— Task instructions —
In your copy, reproduce each entry exactly and leave out the pictures.

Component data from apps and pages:
---
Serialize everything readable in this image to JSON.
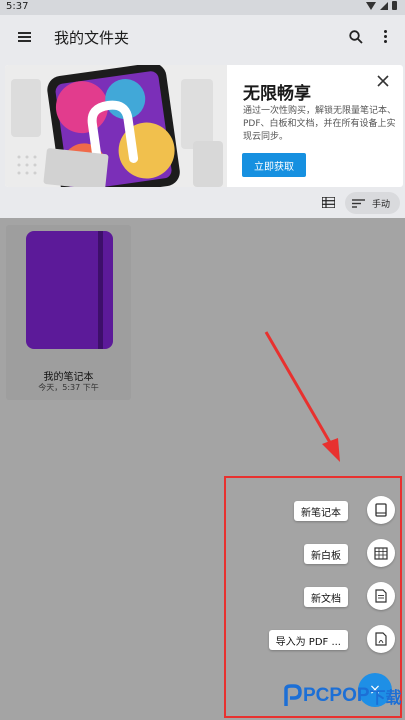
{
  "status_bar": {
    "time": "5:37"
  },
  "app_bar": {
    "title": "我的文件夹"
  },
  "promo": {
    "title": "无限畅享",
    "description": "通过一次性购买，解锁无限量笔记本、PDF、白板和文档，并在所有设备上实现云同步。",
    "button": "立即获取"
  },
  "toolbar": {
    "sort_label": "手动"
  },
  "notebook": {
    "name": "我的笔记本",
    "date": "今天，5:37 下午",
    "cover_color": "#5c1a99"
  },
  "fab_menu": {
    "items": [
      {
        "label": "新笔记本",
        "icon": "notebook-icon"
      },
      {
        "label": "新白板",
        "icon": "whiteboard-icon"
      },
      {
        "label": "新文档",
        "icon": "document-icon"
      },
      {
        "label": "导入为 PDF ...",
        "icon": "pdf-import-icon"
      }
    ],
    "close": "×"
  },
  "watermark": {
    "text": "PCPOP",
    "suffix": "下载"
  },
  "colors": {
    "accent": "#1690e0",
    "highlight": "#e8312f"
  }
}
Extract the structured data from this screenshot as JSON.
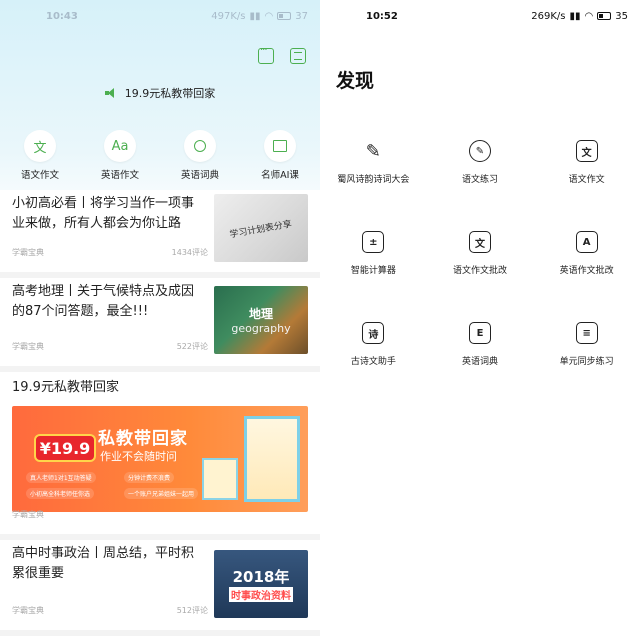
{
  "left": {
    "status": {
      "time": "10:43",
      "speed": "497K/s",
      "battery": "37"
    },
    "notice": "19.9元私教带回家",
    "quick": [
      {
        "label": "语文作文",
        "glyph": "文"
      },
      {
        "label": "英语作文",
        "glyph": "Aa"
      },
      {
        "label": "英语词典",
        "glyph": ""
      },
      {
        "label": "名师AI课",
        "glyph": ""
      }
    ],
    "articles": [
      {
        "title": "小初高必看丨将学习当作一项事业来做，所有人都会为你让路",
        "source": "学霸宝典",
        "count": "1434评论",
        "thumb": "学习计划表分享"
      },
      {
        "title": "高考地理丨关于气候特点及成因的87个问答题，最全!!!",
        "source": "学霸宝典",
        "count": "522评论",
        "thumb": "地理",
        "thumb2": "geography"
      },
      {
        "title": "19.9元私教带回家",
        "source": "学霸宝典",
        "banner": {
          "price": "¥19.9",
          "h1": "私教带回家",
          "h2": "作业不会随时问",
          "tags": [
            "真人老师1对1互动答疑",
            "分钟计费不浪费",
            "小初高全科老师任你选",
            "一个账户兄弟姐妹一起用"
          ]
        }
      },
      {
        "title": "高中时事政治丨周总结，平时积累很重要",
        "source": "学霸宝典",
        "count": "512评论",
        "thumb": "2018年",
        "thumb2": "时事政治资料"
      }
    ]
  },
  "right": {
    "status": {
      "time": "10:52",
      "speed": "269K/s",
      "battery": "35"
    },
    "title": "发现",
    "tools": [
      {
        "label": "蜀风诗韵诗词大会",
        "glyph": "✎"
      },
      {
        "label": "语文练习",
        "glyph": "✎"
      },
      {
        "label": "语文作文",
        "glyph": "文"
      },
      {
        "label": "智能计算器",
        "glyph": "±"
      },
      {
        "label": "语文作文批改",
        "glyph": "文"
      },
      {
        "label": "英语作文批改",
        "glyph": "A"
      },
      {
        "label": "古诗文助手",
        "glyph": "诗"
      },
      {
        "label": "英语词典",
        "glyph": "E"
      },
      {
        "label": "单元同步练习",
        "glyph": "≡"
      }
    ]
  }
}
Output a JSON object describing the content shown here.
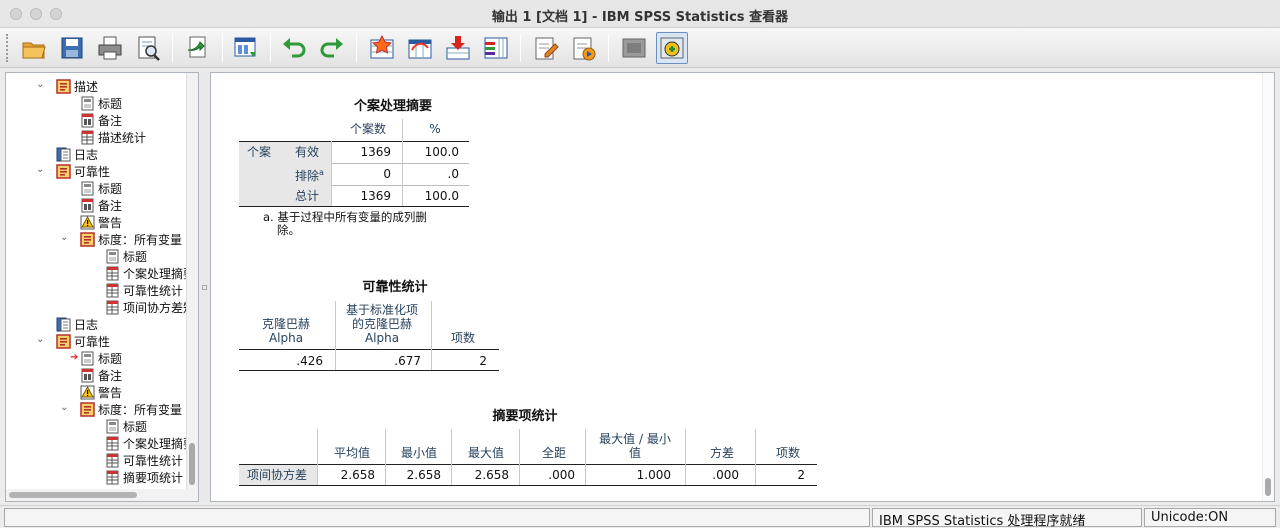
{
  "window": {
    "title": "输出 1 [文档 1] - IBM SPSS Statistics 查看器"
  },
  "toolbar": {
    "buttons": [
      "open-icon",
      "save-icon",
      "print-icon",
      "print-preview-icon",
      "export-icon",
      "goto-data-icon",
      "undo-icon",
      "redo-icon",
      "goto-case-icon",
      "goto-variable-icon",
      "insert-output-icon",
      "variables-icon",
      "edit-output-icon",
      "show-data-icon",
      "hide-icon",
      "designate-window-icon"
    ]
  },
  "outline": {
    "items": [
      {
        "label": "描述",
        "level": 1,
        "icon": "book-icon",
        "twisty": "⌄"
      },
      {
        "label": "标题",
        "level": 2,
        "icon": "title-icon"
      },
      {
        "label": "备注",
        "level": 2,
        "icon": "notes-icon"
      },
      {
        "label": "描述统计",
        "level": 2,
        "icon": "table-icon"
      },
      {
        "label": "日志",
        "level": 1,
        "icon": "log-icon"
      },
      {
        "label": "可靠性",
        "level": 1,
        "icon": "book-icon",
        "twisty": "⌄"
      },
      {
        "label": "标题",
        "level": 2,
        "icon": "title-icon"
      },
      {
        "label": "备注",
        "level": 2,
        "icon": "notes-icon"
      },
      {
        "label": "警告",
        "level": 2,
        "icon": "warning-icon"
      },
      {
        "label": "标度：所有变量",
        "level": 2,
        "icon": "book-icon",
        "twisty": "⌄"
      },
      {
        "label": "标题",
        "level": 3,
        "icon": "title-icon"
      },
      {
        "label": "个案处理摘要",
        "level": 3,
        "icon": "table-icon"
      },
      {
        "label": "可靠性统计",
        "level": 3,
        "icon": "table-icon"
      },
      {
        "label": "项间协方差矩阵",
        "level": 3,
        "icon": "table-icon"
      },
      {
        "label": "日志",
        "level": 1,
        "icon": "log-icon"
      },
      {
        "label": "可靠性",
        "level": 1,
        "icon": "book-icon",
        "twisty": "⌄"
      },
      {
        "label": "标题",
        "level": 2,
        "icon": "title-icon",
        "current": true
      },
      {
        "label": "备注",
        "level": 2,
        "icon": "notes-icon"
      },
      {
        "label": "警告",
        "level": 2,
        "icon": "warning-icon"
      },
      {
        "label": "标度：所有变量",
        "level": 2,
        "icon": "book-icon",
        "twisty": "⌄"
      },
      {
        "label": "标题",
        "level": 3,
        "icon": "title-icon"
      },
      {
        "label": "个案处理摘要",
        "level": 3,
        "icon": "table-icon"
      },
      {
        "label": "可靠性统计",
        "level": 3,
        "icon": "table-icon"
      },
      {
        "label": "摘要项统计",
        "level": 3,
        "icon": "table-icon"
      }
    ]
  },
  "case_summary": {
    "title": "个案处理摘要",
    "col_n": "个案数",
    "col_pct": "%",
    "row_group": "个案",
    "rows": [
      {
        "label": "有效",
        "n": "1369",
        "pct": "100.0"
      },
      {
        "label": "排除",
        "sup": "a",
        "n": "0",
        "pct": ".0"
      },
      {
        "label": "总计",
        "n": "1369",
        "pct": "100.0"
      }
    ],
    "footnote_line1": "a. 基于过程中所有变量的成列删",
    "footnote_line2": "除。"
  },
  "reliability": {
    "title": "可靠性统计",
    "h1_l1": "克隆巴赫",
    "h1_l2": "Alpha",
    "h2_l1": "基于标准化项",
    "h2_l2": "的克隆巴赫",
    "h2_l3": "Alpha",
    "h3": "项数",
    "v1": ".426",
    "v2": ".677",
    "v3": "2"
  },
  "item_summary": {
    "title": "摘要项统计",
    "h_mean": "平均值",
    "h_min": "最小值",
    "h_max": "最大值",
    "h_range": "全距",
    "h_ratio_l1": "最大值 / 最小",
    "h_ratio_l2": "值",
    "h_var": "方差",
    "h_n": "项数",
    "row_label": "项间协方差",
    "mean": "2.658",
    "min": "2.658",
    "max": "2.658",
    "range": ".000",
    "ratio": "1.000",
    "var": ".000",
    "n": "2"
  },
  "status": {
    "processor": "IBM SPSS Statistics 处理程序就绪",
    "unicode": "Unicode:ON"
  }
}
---
— Your solution —
Serialize everything readable in this image to JSON.
{
  "status_bar": {
    "time": "5:37"
  },
  "app_bar": {
    "title": "我的文件夹"
  },
  "promo": {
    "title": "无限畅享",
    "description": "通过一次性购买，解锁无限量笔记本、PDF、白板和文档，并在所有设备上实现云同步。",
    "button": "立即获取"
  },
  "toolbar": {
    "sort_label": "手动"
  },
  "notebook": {
    "name": "我的笔记本",
    "date": "今天，5:37 下午",
    "cover_color": "#5c1a99"
  },
  "fab_menu": {
    "items": [
      {
        "label": "新笔记本",
        "icon": "notebook-icon"
      },
      {
        "label": "新白板",
        "icon": "whiteboard-icon"
      },
      {
        "label": "新文档",
        "icon": "document-icon"
      },
      {
        "label": "导入为 PDF ...",
        "icon": "pdf-import-icon"
      }
    ],
    "close": "×"
  },
  "watermark": {
    "text": "PCPOP",
    "suffix": "下载"
  },
  "colors": {
    "accent": "#1690e0",
    "highlight": "#e8312f"
  }
}
Extract the structured data from this screenshot as JSON.
{
  "left": {
    "status": {
      "time": "10:43",
      "speed": "497K/s",
      "battery": "37"
    },
    "notice": "19.9元私教带回家",
    "quick": [
      {
        "label": "语文作文",
        "glyph": "文"
      },
      {
        "label": "英语作文",
        "glyph": "Aa"
      },
      {
        "label": "英语词典",
        "glyph": ""
      },
      {
        "label": "名师AI课",
        "glyph": ""
      }
    ],
    "articles": [
      {
        "title": "小初高必看丨将学习当作一项事业来做，所有人都会为你让路",
        "source": "学霸宝典",
        "count": "1434评论",
        "thumb": "学习计划表分享"
      },
      {
        "title": "高考地理丨关于气候特点及成因的87个问答题，最全!!!",
        "source": "学霸宝典",
        "count": "522评论",
        "thumb": "地理",
        "thumb2": "geography"
      },
      {
        "title": "19.9元私教带回家",
        "source": "学霸宝典",
        "banner": {
          "price": "¥19.9",
          "h1": "私教带回家",
          "h2": "作业不会随时问",
          "tags": [
            "真人老师1对1互动答疑",
            "分钟计费不浪费",
            "小初高全科老师任你选",
            "一个账户兄弟姐妹一起用"
          ]
        }
      },
      {
        "title": "高中时事政治丨周总结，平时积累很重要",
        "source": "学霸宝典",
        "count": "512评论",
        "thumb": "2018年",
        "thumb2": "时事政治资料"
      }
    ]
  },
  "right": {
    "status": {
      "time": "10:52",
      "speed": "269K/s",
      "battery": "35"
    },
    "title": "发现",
    "tools": [
      {
        "label": "蜀风诗韵诗词大会",
        "glyph": "✎"
      },
      {
        "label": "语文练习",
        "glyph": "✎"
      },
      {
        "label": "语文作文",
        "glyph": "文"
      },
      {
        "label": "智能计算器",
        "glyph": "±"
      },
      {
        "label": "语文作文批改",
        "glyph": "文"
      },
      {
        "label": "英语作文批改",
        "glyph": "A"
      },
      {
        "label": "古诗文助手",
        "glyph": "诗"
      },
      {
        "label": "英语词典",
        "glyph": "E"
      },
      {
        "label": "单元同步练习",
        "glyph": "≡"
      }
    ]
  }
}
Output a JSON object describing the content shown here.
{
  "window": {
    "title": "输出 1 [文档 1] - IBM SPSS Statistics 查看器"
  },
  "toolbar": {
    "buttons": [
      "open-icon",
      "save-icon",
      "print-icon",
      "print-preview-icon",
      "export-icon",
      "goto-data-icon",
      "undo-icon",
      "redo-icon",
      "goto-case-icon",
      "goto-variable-icon",
      "insert-output-icon",
      "variables-icon",
      "edit-output-icon",
      "show-data-icon",
      "hide-icon",
      "designate-window-icon"
    ]
  },
  "outline": {
    "items": [
      {
        "label": "描述",
        "level": 1,
        "icon": "book-icon",
        "twisty": "⌄"
      },
      {
        "label": "标题",
        "level": 2,
        "icon": "title-icon"
      },
      {
        "label": "备注",
        "level": 2,
        "icon": "notes-icon"
      },
      {
        "label": "描述统计",
        "level": 2,
        "icon": "table-icon"
      },
      {
        "label": "日志",
        "level": 1,
        "icon": "log-icon"
      },
      {
        "label": "可靠性",
        "level": 1,
        "icon": "book-icon",
        "twisty": "⌄"
      },
      {
        "label": "标题",
        "level": 2,
        "icon": "title-icon"
      },
      {
        "label": "备注",
        "level": 2,
        "icon": "notes-icon"
      },
      {
        "label": "警告",
        "level": 2,
        "icon": "warning-icon"
      },
      {
        "label": "标度：所有变量",
        "level": 2,
        "icon": "book-icon",
        "twisty": "⌄"
      },
      {
        "label": "标题",
        "level": 3,
        "icon": "title-icon"
      },
      {
        "label": "个案处理摘要",
        "level": 3,
        "icon": "table-icon"
      },
      {
        "label": "可靠性统计",
        "level": 3,
        "icon": "table-icon"
      },
      {
        "label": "项间协方差矩阵",
        "level": 3,
        "icon": "table-icon"
      },
      {
        "label": "日志",
        "level": 1,
        "icon": "log-icon"
      },
      {
        "label": "可靠性",
        "level": 1,
        "icon": "book-icon",
        "twisty": "⌄"
      },
      {
        "label": "标题",
        "level": 2,
        "icon": "title-icon",
        "current": true
      },
      {
        "label": "备注",
        "level": 2,
        "icon": "notes-icon"
      },
      {
        "label": "警告",
        "level": 2,
        "icon": "warning-icon"
      },
      {
        "label": "标度：所有变量",
        "level": 2,
        "icon": "book-icon",
        "twisty": "⌄"
      },
      {
        "label": "标题",
        "level": 3,
        "icon": "title-icon"
      },
      {
        "label": "个案处理摘要",
        "level": 3,
        "icon": "table-icon"
      },
      {
        "label": "可靠性统计",
        "level": 3,
        "icon": "table-icon"
      },
      {
        "label": "摘要项统计",
        "level": 3,
        "icon": "table-icon"
      }
    ]
  },
  "case_summary": {
    "title": "个案处理摘要",
    "col_n": "个案数",
    "col_pct": "%",
    "row_group": "个案",
    "rows": [
      {
        "label": "有效",
        "n": "1369",
        "pct": "100.0"
      },
      {
        "label": "排除",
        "sup": "a",
        "n": "0",
        "pct": ".0"
      },
      {
        "label": "总计",
        "n": "1369",
        "pct": "100.0"
      }
    ],
    "footnote_line1": "a. 基于过程中所有变量的成列删",
    "footnote_line2": "除。"
  },
  "reliability": {
    "title": "可靠性统计",
    "h1_l1": "克隆巴赫",
    "h1_l2": "Alpha",
    "h2_l1": "基于标准化项",
    "h2_l2": "的克隆巴赫",
    "h2_l3": "Alpha",
    "h3": "项数",
    "v1": ".426",
    "v2": ".677",
    "v3": "2"
  },
  "item_summary": {
    "title": "摘要项统计",
    "h_mean": "平均值",
    "h_min": "最小值",
    "h_max": "最大值",
    "h_range": "全距",
    "h_ratio_l1": "最大值 / 最小",
    "h_ratio_l2": "值",
    "h_var": "方差",
    "h_n": "项数",
    "row_label": "项间协方差",
    "mean": "2.658",
    "min": "2.658",
    "max": "2.658",
    "range": ".000",
    "ratio": "1.000",
    "var": ".000",
    "n": "2"
  },
  "status": {
    "processor": "IBM SPSS Statistics 处理程序就绪",
    "unicode": "Unicode:ON"
  }
}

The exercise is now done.